‘Ottawa’ Marc Lepine: Juggling a Full Plate
When Marc Lepine, chef-owner of the acclaimed Ottawa restaurant Atelier, was a teenager, he demonstrated flashes of brilliance. But they were at the chessboard and the piano, not in the kitchen.
For this future Canadian culinary champion, becoming a chef was completely out of mind. Meanwhile, Lepine came in second for Grade 11 students in a provincial chess tournament. He also threw himself into composing piano music in the style of Chopin, even though he didn’t take up piano until he was 16 or so.
Apart from that, Lepine was a “pretty average” student. He even failed a science course, which people now find funny given how much advanced cooking gear there is in Atelier’s unorthodox kitchen.
“My parents would say that I’ll apply myself if I have an interest.”
In the last few years, he’s applied himself sufficiently to put Atelier on Rochester Street on Canada’s fine-dining map. Most notably, Lepine has twice hoisted the Ottawa Gold Medal Plates trophy above his head.
He won the city’s top cooking contest in 2011, and in early 2012 came first in the Canadian Culinary Championships. Last November, he repeated his local Gold Medal Plates victory, and was the chef to beat at the national competition, held in Kelowna, B.C., on Feb. 5 and 6. He made history by winning the event for a second time with a dish that included smoked steelhead trout with miso-molasses glaze, cured pork belly, barley-and-corn porridge and corn-cob broth, paired with a single-vineyard chardonnay from Le Clos Jordanne in Niagara.
“Four years ago, we had advantages just because of our style. Chefs in Canada are getting more talented all the time. The skill level is higher across the country. It’s just only natural that the competition will be harder.”
Now that the competition is over, Lepine is able to devote more energy to bringing his tiny and intriguing second restaurant into the world. The six-seat THRU is to open sometime in the next several weeks in the same building as Atelier on the second floor. The space was designed by Heidi Helm of Urbanomic Interior Design.
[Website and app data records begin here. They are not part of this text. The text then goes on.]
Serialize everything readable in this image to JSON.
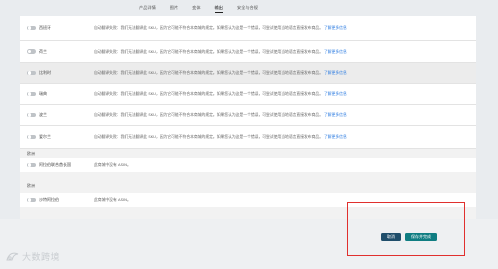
{
  "tabs": [
    {
      "label": "产品详情",
      "active": false
    },
    {
      "label": "图片",
      "active": false
    },
    {
      "label": "变体",
      "active": false
    },
    {
      "label": "输出",
      "active": true
    },
    {
      "label": "安全与合规",
      "active": false
    }
  ],
  "marketplace_rows": [
    {
      "name": "西班牙",
      "message": "自动翻译失败：我们无法翻译此 SKU，因为它可能不符合本商城的规定。如果您认为这是一个错误，可尝试使用当地语言直接发布商品。",
      "link": "了解更多信息"
    },
    {
      "name": "荷兰",
      "message": "自动翻译失败：我们无法翻译此 SKU，因为它可能不符合本商城的规定。如果您认为这是一个错误，可尝试使用当地语言直接发布商品。",
      "link": "了解更多信息"
    },
    {
      "name": "比利时",
      "message": "自动翻译失败：我们无法翻译此 SKU，因为它可能不符合本商城的规定。如果您认为这是一个错误，可尝试使用当地语言直接发布商品。",
      "link": "了解更多信息"
    },
    {
      "name": "瑞典",
      "message": "自动翻译失败：我们无法翻译此 SKU，因为它可能不符合本商城的规定。如果您认为这是一个错误，可尝试使用当地语言直接发布商品。",
      "link": "了解更多信息"
    },
    {
      "name": "波兰",
      "message": "自动翻译失败：我们无法翻译此 SKU，因为它可能不符合本商城的规定。如果您认为这是一个错误，可尝试使用当地语言直接发布商品。",
      "link": "了解更多信息"
    },
    {
      "name": "爱尔兰",
      "message": "自动翻译失败：我们无法翻译此 SKU，因为它可能不符合本商城的规定。如果您认为这是一个错误，可尝试使用当地语言直接发布商品。",
      "link": "了解更多信息"
    }
  ],
  "sections": [
    {
      "label": "欧洲",
      "row_name": "阿拉伯联合酋长国",
      "row_message": "此商城中没有 ASIN。"
    },
    {
      "label": "欧洲",
      "row_name": "沙特阿拉伯",
      "row_message": "此商城中没有 ASIN。"
    }
  ],
  "footer": {
    "cancel_label": "取消",
    "save_label": "保存并完成"
  },
  "watermark": {
    "text": "大数跨境"
  },
  "colors": {
    "save_button": "#0f7d82",
    "cancel_button": "#1f4e6b",
    "link": "#2f7de1",
    "highlight": "#e0302e"
  }
}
“The physical space is all set to go,” he says, but it remains for him to refine its menu and service details. For now, he won’t elaborate about the restaurant other than to say, “It’s something that you kind of have to experience.”
Lepine, 39, remains disarmingly mild-mannered, lacking the oversized ego and bluster that can mark some other high-flying chefs.
While he’s renowned for remarkable, elaborate dishes and his use of the latest cooking technology and techniques, at the end of his work day, Lepine’s an ordinary family man — a father of two who lives in Gatineau because he could afford a bigger yard there.
He says he basically stumbled into the field where he now clearly excels.
“I’m not a romantic story, like I cooked with my grandmother,” Lepine says. “My wife says that cooking chose me, I didn’t choose cooking.”
Growing up in Kincardine on the shores of Lake Huron, Lepine took a part-time, menial job at the small town’s top restaurant. Liking the kitchen’s atmosphere led him to study culinary arts at Canadore College in North Bay and then at Toronto’s George Brown College.
“I like working on my feet, like the creativity. I like working with people, like the constant learning.”
“The world’s full of ingredients. You could never work your way through all of them,” adds the chef who, at his most extreme, has served crispy fried duck tongues and even deep-fried beaver tail skins.
After cooking at Bartlett Lodge in Algonquin Park, and in Toronto, Italy and France, Lepine and his wife moved to Ottawa in the early 2000s. A job as executive chef at the Courtyard Restaurant in the ByWard Market drew him here, as did Algonquin College’s sommelier program. But Lepine was also thinking ahead to where he wanted to raise a family, and even open his own restaurant.
For six years, he ran the Courtyard’s kitchen, and was given lots of room to pursue modernist cooking, employing the latest gear and methods. For example, Lepine became known as the Ottawa chef using liquid nitrogen to make ice cream or shuck oysters.
“Suddenly there was this plethora of new ingredients and techniques, stuff I had never heard of. I was curious. I wanted to try some of this stuff out.”
Leaving the Courtyard, he opened Atelier in 2008. He was inspired in part by the famous and cutting-edge Chicago restaurant Alinea, where Lepine did a weeklong internship months before launching his own place.
Then, as now, Atelier serves Ottawa’s only highly curated and at times avant-garde 12-course tasting menu. However, its food had evolved, Lepine says.
“In the earlier years, we were more focused on getting across what made us different, showing people more abstract stuff. Now we have all of those techniques available and we use them when we think they’re going make something better. But we don’t go out of our way to make something specifically for the sake of making it. Everything has to have a purpose.”